Grieving this Christmas? Here are some ways to cope
Grieving the loss of a loved one is never easy, but life milestones and holidays are extra tough.
Sally Douglas and Imogen Carn, who both lost their mums unexpectedly in their early thirties, launched their podcast, Good Mourning to share how loss shapes peoples' lives, with honesty and humour.
Here, Sally and Imogen along with three inspirational women (and former podcast guests) share their advice on how to cope with grief during the festive season.
“My advice to those experiencing loss would be to surround yourself with people who are understanding. Remember it’s ok to have boundaries for those who don’t make your life easier during this time of year– quality over quantity is what matters.” Danielle Snelling, Co-Founder, Motherless Daughters Australia
“If you’ve lost a baby, Christmas can be a brutal reminder of how things should’ve been. One thing that I have found really helps is to buy gifts for your baby and invite those spending Christmas Day with you to do the same, so that you have something under the tree with their name on it. Buy a keepsake or something that can be donated afterwards. We also registered a star in Lily’s name, and we spend each Christmas gazing and looking for her star.” Priyanka Saha, Founder of the Lily Calvert Foundation
“My advice for grievers is to consider limiting your social media use. Sometimes, if you’re coping with a loss, scrolling on Instagram, seeing everyone else looking happy can make you feel worse, so try monitoring how much time you spend online.” Sally Douglas, Co-host of Good Mourning podcast
“Create a new festive tradition that honours the person who has passed, so that their legacy lives on for future generations. Each year, we give a toast to my dad and do things that he loved to keep his spirit alive, such as playing tennis as a family and dressing up in silly hats and wigs. We also all share one thing that we loved about him.” Sally Steele, Style and Mindset Coach and Author of ‘Dare More, Care Less’
“Christmas can be so tough when you're mourning a loved one who is no longer around to share it with you. But that doesn’t mean you can’t honour their memory – why not make a donation to a cause that mattered to them, in their name. You will feel good and be helping others, which can in turn make you feel better. I will also be buying my daughter a small gift from her grandma, to keep her involved in our Christmas day.” Imogen Carn, Co-host of the Good Mourning podcast

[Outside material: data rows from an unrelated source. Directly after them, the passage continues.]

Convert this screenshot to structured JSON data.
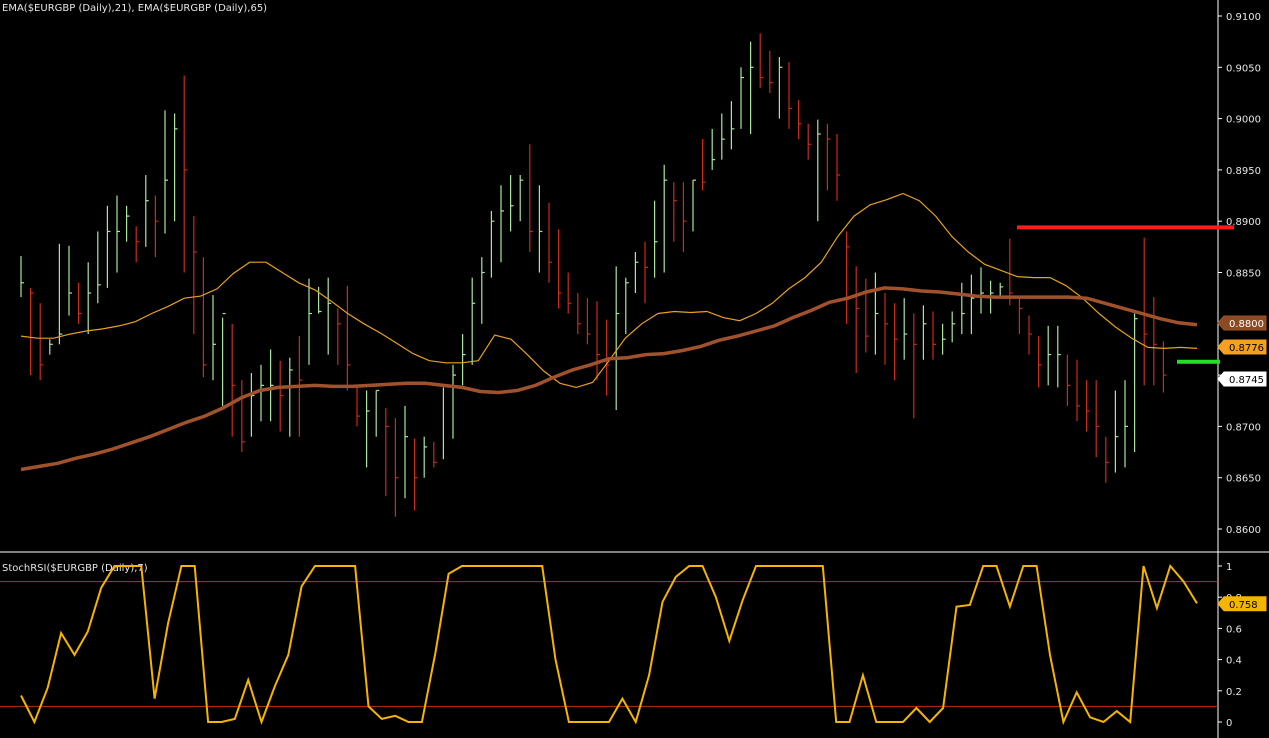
{
  "chart_data": [
    {
      "type": "ohlc",
      "title": "EMA($EURGBP (Daily),21), EMA($EURGBP (Daily),65)",
      "y_ticks": [
        "0.9100",
        "0.9050",
        "0.9000",
        "0.8950",
        "0.8900",
        "0.8850",
        "0.8800",
        "0.8750",
        "0.8700",
        "0.8650",
        "0.8600"
      ],
      "ylim": [
        0.8577,
        0.911
      ],
      "colors": {
        "up": "#a8e6a0",
        "down": "#cc2a1a",
        "ema21": "#e8a020",
        "ema65": "#a0522d",
        "resistance": "#ff1a1a",
        "support": "#22e022"
      },
      "bars": [
        [
          0.8866,
          0.8826,
          0.884
        ],
        [
          0.8835,
          0.875,
          0.883
        ],
        [
          0.882,
          0.8745,
          0.876
        ],
        [
          0.8785,
          0.877,
          0.878
        ],
        [
          0.8878,
          0.878,
          0.879
        ],
        [
          0.8876,
          0.8808,
          0.883
        ],
        [
          0.884,
          0.88,
          0.881
        ],
        [
          0.886,
          0.879,
          0.883
        ],
        [
          0.889,
          0.882,
          0.8838
        ],
        [
          0.8915,
          0.8835,
          0.889
        ],
        [
          0.8925,
          0.885,
          0.889
        ],
        [
          0.8915,
          0.888,
          0.8905
        ],
        [
          0.8895,
          0.886,
          0.888
        ],
        [
          0.8945,
          0.8875,
          0.892
        ],
        [
          0.8925,
          0.8865,
          0.89
        ],
        [
          0.9008,
          0.8888,
          0.894
        ],
        [
          0.9005,
          0.89,
          0.899
        ],
        [
          0.9042,
          0.885,
          0.895
        ],
        [
          0.8905,
          0.879,
          0.887
        ],
        [
          0.8865,
          0.8748,
          0.876
        ],
        [
          0.8828,
          0.8745,
          0.878
        ],
        [
          0.8806,
          0.872,
          0.881
        ],
        [
          0.88,
          0.869,
          0.874
        ],
        [
          0.8745,
          0.8675,
          0.8685
        ],
        [
          0.8752,
          0.869,
          0.873
        ],
        [
          0.876,
          0.8705,
          0.874
        ],
        [
          0.8775,
          0.8705,
          0.874
        ],
        [
          0.8764,
          0.8695,
          0.873
        ],
        [
          0.8767,
          0.869,
          0.8755
        ],
        [
          0.8788,
          0.869,
          0.8745
        ],
        [
          0.8844,
          0.876,
          0.881
        ],
        [
          0.8836,
          0.881,
          0.8812
        ],
        [
          0.8845,
          0.877,
          0.882
        ],
        [
          0.8815,
          0.876,
          0.88
        ],
        [
          0.8837,
          0.8735,
          0.876
        ],
        [
          0.874,
          0.87,
          0.871
        ],
        [
          0.8735,
          0.866,
          0.8715
        ],
        [
          0.8735,
          0.869,
          0.8735
        ],
        [
          0.8718,
          0.8632,
          0.87
        ],
        [
          0.8708,
          0.8612,
          0.865
        ],
        [
          0.872,
          0.863,
          0.869
        ],
        [
          0.8688,
          0.8618,
          0.865
        ],
        [
          0.869,
          0.865,
          0.868
        ],
        [
          0.8685,
          0.866,
          0.8665
        ],
        [
          0.8738,
          0.8668,
          0.874
        ],
        [
          0.876,
          0.8688,
          0.875
        ],
        [
          0.879,
          0.874,
          0.877
        ],
        [
          0.8845,
          0.876,
          0.882
        ],
        [
          0.8865,
          0.88,
          0.885
        ],
        [
          0.891,
          0.8845,
          0.89
        ],
        [
          0.8935,
          0.886,
          0.891
        ],
        [
          0.8945,
          0.889,
          0.8915
        ],
        [
          0.8945,
          0.89,
          0.894
        ],
        [
          0.8975,
          0.887,
          0.889
        ],
        [
          0.8935,
          0.885,
          0.889
        ],
        [
          0.8918,
          0.884,
          0.886
        ],
        [
          0.8892,
          0.8815,
          0.883
        ],
        [
          0.885,
          0.881,
          0.882
        ],
        [
          0.883,
          0.879,
          0.88
        ],
        [
          0.8825,
          0.878,
          0.879
        ],
        [
          0.8822,
          0.8745,
          0.877
        ],
        [
          0.8804,
          0.873,
          0.876
        ],
        [
          0.8856,
          0.8716,
          0.881
        ],
        [
          0.8845,
          0.879,
          0.884
        ],
        [
          0.887,
          0.883,
          0.886
        ],
        [
          0.888,
          0.882,
          0.8855
        ],
        [
          0.892,
          0.8845,
          0.888
        ],
        [
          0.8955,
          0.885,
          0.894
        ],
        [
          0.8938,
          0.888,
          0.892
        ],
        [
          0.8938,
          0.887,
          0.89
        ],
        [
          0.894,
          0.889,
          0.894
        ],
        [
          0.898,
          0.893,
          0.8938
        ],
        [
          0.899,
          0.895,
          0.896
        ],
        [
          0.9005,
          0.896,
          0.898
        ],
        [
          0.9017,
          0.897,
          0.899
        ],
        [
          0.905,
          0.899,
          0.904
        ],
        [
          0.9075,
          0.8985,
          0.905
        ],
        [
          0.9083,
          0.903,
          0.904
        ],
        [
          0.9066,
          0.9025,
          0.9035
        ],
        [
          0.906,
          0.9,
          0.905
        ],
        [
          0.9055,
          0.899,
          0.901
        ],
        [
          0.9018,
          0.898,
          0.8995
        ],
        [
          0.8995,
          0.896,
          0.8975
        ],
        [
          0.8999,
          0.89,
          0.8985
        ],
        [
          0.8995,
          0.893,
          0.898
        ],
        [
          0.8985,
          0.892,
          0.8945
        ],
        [
          0.889,
          0.88,
          0.8875
        ],
        [
          0.8856,
          0.8752,
          0.8815
        ],
        [
          0.8844,
          0.8772,
          0.8788
        ],
        [
          0.885,
          0.877,
          0.881
        ],
        [
          0.883,
          0.876,
          0.88
        ],
        [
          0.882,
          0.8745,
          0.8785
        ],
        [
          0.8825,
          0.8765,
          0.879
        ],
        [
          0.881,
          0.8708,
          0.878
        ],
        [
          0.8818,
          0.8765,
          0.88
        ],
        [
          0.8812,
          0.8765,
          0.878
        ],
        [
          0.88,
          0.877,
          0.8785
        ],
        [
          0.8812,
          0.8782,
          0.88
        ],
        [
          0.884,
          0.879,
          0.881
        ],
        [
          0.8848,
          0.879,
          0.8825
        ],
        [
          0.8855,
          0.881,
          0.883
        ],
        [
          0.8842,
          0.881,
          0.883
        ],
        [
          0.884,
          0.8825,
          0.8836
        ],
        [
          0.8883,
          0.8818,
          0.883
        ],
        [
          0.8826,
          0.879,
          0.8815
        ],
        [
          0.8808,
          0.877,
          0.879
        ],
        [
          0.8788,
          0.8738,
          0.876
        ],
        [
          0.8798,
          0.874,
          0.877
        ],
        [
          0.8798,
          0.8738,
          0.877
        ],
        [
          0.877,
          0.872,
          0.874
        ],
        [
          0.8765,
          0.8705,
          0.872
        ],
        [
          0.8745,
          0.8695,
          0.8715
        ],
        [
          0.8745,
          0.867,
          0.87
        ],
        [
          0.869,
          0.8645,
          0.8665
        ],
        [
          0.8735,
          0.8655,
          0.869
        ],
        [
          0.8745,
          0.866,
          0.87
        ],
        [
          0.881,
          0.8675,
          0.8805
        ],
        [
          0.8884,
          0.874,
          0.879
        ],
        [
          0.8826,
          0.874,
          0.878
        ],
        [
          0.8783,
          0.8733,
          0.875
        ]
      ],
      "ema21": [
        0.8788,
        0.8786,
        0.8786,
        0.879,
        0.8793,
        0.8795,
        0.8798,
        0.8802,
        0.881,
        0.8817,
        0.8825,
        0.8827,
        0.8834,
        0.8849,
        0.886,
        0.886,
        0.885,
        0.884,
        0.8833,
        0.8822,
        0.881,
        0.88,
        0.8791,
        0.8781,
        0.8771,
        0.8764,
        0.8762,
        0.8762,
        0.8764,
        0.8789,
        0.8785,
        0.877,
        0.8754,
        0.8742,
        0.8738,
        0.8743,
        0.8764,
        0.8786,
        0.88,
        0.881,
        0.8812,
        0.8811,
        0.8812,
        0.8806,
        0.8803,
        0.881,
        0.882,
        0.8834,
        0.8845,
        0.886,
        0.8885,
        0.8905,
        0.8916,
        0.8921,
        0.8927,
        0.892,
        0.8905,
        0.8885,
        0.887,
        0.8858,
        0.8852,
        0.8846,
        0.8845,
        0.8845,
        0.8837,
        0.8825,
        0.881,
        0.8797,
        0.8786,
        0.8777,
        0.8776,
        0.8777,
        0.8776
      ],
      "ema65": [
        0.8658,
        0.8661,
        0.8664,
        0.8669,
        0.8673,
        0.8678,
        0.8684,
        0.869,
        0.8697,
        0.8704,
        0.871,
        0.8718,
        0.8728,
        0.8735,
        0.8738,
        0.8739,
        0.874,
        0.8739,
        0.8739,
        0.874,
        0.8741,
        0.8742,
        0.8742,
        0.874,
        0.8738,
        0.8734,
        0.8733,
        0.8735,
        0.874,
        0.8748,
        0.8755,
        0.876,
        0.8766,
        0.8767,
        0.877,
        0.8771,
        0.8774,
        0.8778,
        0.8784,
        0.8788,
        0.8793,
        0.8798,
        0.8806,
        0.8813,
        0.8821,
        0.8825,
        0.8831,
        0.8835,
        0.8834,
        0.8832,
        0.8831,
        0.8829,
        0.8827,
        0.8826,
        0.8826,
        0.8826,
        0.8826,
        0.8826,
        0.8825,
        0.882,
        0.8815,
        0.881,
        0.8805,
        0.8801,
        0.8799
      ],
      "resistance_level": 0.8894,
      "support_level": 0.8763,
      "value_tags": [
        "0.8800",
        "0.8776",
        "0.8745"
      ]
    },
    {
      "type": "line",
      "title": "StochRSI($EURGBP (Daily),7)",
      "y_ticks": [
        "1",
        "0.8",
        "0.6",
        "0.4",
        "0.2",
        "0"
      ],
      "ylim": [
        0,
        1
      ],
      "reference_lines": [
        0.9,
        0.1
      ],
      "color": "#f4b400",
      "ref_color": "#c8281c",
      "values": [
        0.17,
        0.0,
        0.22,
        0.57,
        0.43,
        0.58,
        0.86,
        1.0,
        1.0,
        1.0,
        0.15,
        0.63,
        1.0,
        1.0,
        0.0,
        0.0,
        0.02,
        0.27,
        0.0,
        0.23,
        0.43,
        0.87,
        1.0,
        1.0,
        1.0,
        1.0,
        0.1,
        0.02,
        0.04,
        0.0,
        0.0,
        0.44,
        0.95,
        1.0,
        1.0,
        1.0,
        1.0,
        1.0,
        1.0,
        1.0,
        0.4,
        0.0,
        0.0,
        0.0,
        0.0,
        0.15,
        0.0,
        0.3,
        0.77,
        0.93,
        1.0,
        1.0,
        0.8,
        0.52,
        0.78,
        1.0,
        1.0,
        1.0,
        1.0,
        1.0,
        1.0,
        0.0,
        0.0,
        0.3,
        0.0,
        0.0,
        0.0,
        0.09,
        0.0,
        0.09,
        0.74,
        0.75,
        1.0,
        1.0,
        0.74,
        1.0,
        1.0,
        0.43,
        0.0,
        0.19,
        0.03,
        0.0,
        0.07,
        0.0,
        1.0,
        0.73,
        1.0,
        0.9,
        0.76
      ],
      "value_tag": "0.758"
    }
  ]
}
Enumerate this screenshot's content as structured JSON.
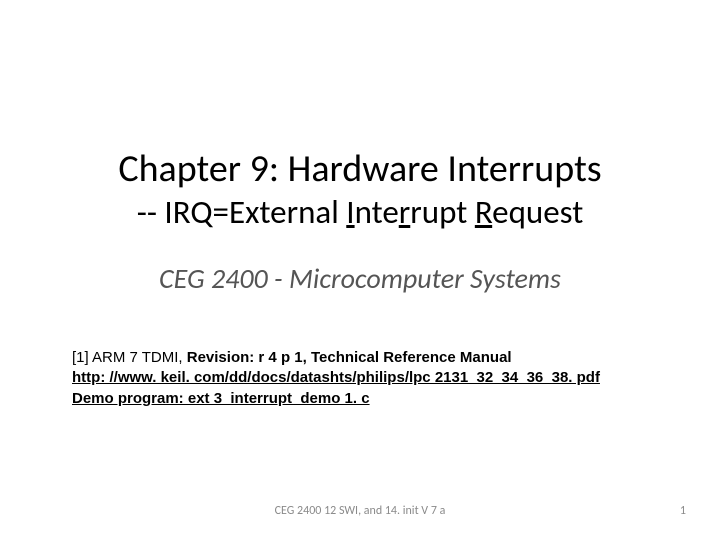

“My advice is to remember to be kind to yourself this festive season. There is no “right” way to grieve and there is no time limit. Feel however you want to feel – anger, resentment, frustration, numbness, sadness – all of it. Your feelings are valid. Do whatever helps you in that moment, to take you to the next. And know this: it will get easier.” Sarah Tarca, Co-founder of The Wayward and Gloss etc.